:: Task description ::
The full set of records must be set down verbatim.

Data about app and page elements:
*** Block opens ***

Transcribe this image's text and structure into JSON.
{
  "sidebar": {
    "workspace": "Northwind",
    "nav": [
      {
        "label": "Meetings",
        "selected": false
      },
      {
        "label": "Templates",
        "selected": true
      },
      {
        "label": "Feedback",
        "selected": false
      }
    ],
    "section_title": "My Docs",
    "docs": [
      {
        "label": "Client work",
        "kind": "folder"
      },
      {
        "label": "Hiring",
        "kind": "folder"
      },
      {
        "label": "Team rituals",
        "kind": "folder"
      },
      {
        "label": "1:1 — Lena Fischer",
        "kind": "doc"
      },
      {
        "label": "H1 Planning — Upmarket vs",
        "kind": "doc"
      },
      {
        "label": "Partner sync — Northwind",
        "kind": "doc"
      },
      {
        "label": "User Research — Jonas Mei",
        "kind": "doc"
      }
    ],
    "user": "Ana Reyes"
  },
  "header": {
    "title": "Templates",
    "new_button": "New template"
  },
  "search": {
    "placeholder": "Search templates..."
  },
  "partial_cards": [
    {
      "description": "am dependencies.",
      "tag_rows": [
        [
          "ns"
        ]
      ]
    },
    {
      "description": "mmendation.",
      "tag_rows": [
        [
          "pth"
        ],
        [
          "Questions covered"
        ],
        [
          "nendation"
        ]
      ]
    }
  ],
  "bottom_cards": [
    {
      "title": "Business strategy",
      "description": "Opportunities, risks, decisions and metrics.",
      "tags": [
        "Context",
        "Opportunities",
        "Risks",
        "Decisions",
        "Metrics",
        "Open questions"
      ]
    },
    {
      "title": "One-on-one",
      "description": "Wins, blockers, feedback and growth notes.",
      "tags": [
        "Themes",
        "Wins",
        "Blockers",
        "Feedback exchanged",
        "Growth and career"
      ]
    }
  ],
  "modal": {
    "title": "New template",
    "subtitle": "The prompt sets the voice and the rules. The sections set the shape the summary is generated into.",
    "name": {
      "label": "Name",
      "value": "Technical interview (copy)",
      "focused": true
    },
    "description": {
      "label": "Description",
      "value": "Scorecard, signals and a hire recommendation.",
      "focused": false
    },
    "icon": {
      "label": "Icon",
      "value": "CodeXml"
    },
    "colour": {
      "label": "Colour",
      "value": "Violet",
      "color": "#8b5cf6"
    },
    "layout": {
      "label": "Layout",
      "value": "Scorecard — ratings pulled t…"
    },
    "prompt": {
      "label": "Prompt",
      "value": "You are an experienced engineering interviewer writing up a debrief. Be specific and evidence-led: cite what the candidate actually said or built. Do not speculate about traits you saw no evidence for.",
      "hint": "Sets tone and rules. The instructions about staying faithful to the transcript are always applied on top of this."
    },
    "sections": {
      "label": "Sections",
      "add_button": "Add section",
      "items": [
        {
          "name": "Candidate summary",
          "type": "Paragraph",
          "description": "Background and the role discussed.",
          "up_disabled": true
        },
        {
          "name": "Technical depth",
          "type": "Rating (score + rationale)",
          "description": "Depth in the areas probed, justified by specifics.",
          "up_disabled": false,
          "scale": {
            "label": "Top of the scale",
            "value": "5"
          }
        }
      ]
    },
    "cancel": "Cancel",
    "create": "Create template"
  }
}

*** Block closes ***

:: Written response ::
Transcribe this image's text and structure into JSON.
{
  "sidebar": {
    "workspace": "Northwind",
    "nav": [
      {
        "label": "Meetings",
        "selected": false
      },
      {
        "label": "Templates",
        "selected": true
      },
      {
        "label": "Feedback",
        "selected": false
      }
    ],
    "section_title": "My Docs",
    "docs": [
      {
        "label": "Client work",
        "kind": "folder"
      },
      {
        "label": "Hiring",
        "kind": "folder"
      },
      {
        "label": "Team rituals",
        "kind": "folder"
      },
      {
        "label": "1:1 — Lena Fischer",
        "kind": "doc"
      },
      {
        "label": "H1 Planning — Upmarket vs",
        "kind": "doc"
      },
      {
        "label": "Partner sync — Northwind",
        "kind": "doc"
      },
      {
        "label": "User Research — Jonas Mei",
        "kind": "doc"
      }
    ],
    "user": "Ana Reyes"
  },
  "header": {
    "title": "Templates",
    "new_button": "New template"
  },
  "search": {
    "placeholder": "Search templates..."
  },
  "partial_cards": [
    {
      "description": "am dependencies.",
      "tag_rows": [
        [
          "ns"
        ]
      ]
    },
    {
      "description": "mmendation.",
      "tag_rows": [
        [
          "pth"
        ],
        [
          "Questions covered"
        ],
        [
          "nendation"
        ]
      ]
    }
  ],
  "bottom_cards": [
    {
      "title": "Business strategy",
      "description": "Opportunities, risks, decisions and metrics.",
      "tags": [
        "Context",
        "Opportunities",
        "Risks",
        "Decisions",
        "Metrics",
        "Open questions"
      ]
    },
    {
      "title": "One-on-one",
      "description": "Wins, blockers, feedback and growth notes.",
      "tags": [
        "Themes",
        "Wins",
        "Blockers",
        "Feedback exchanged",
        "Growth and career"
      ]
    }
  ],
  "modal": {
    "title": "New template",
    "subtitle": "The prompt sets the voice and the rules. The sections set the shape the summary is generated into.",
    "name": {
      "label": "Name",
      "value": "Technical interview (copy)",
      "focused": true
    },
    "description": {
      "label": "Description",
      "value": "Scorecard, signals and a hire recommendation.",
      "focused": false
    },
    "icon": {
      "label": "Icon",
      "value": "CodeXml"
    },
    "colour": {
      "label": "Colour",
      "value": "Violet",
      "color": "#8b5cf6"
    },
    "layout": {
      "label": "Layout",
      "value": "Scorecard — ratings pulled t…"
    },
    "prompt": {
      "label": "Prompt",
      "value": "You are an experienced engineering interviewer writing up a debrief. Be specific and evidence-led: cite what the candidate actually said or built. Do not speculate about traits you saw no evidence for.",
      "hint": "Sets tone and rules. The instructions about staying faithful to the transcript are always applied on top of this."
    },
    "sections": {
      "label": "Sections",
      "add_button": "Add section",
      "items": [
        {
          "name": "Candidate summary",
          "type": "Paragraph",
          "description": "Background and the role discussed.",
          "up_disabled": true
        },
        {
          "name": "Technical depth",
          "type": "Rating (score + rationale)",
          "description": "Depth in the areas probed, justified by specifics.",
          "up_disabled": false,
          "scale": {
            "label": "Top of the scale",
            "value": "5"
          }
        }
      ]
    },
    "cancel": "Cancel",
    "create": "Create template"
  }
}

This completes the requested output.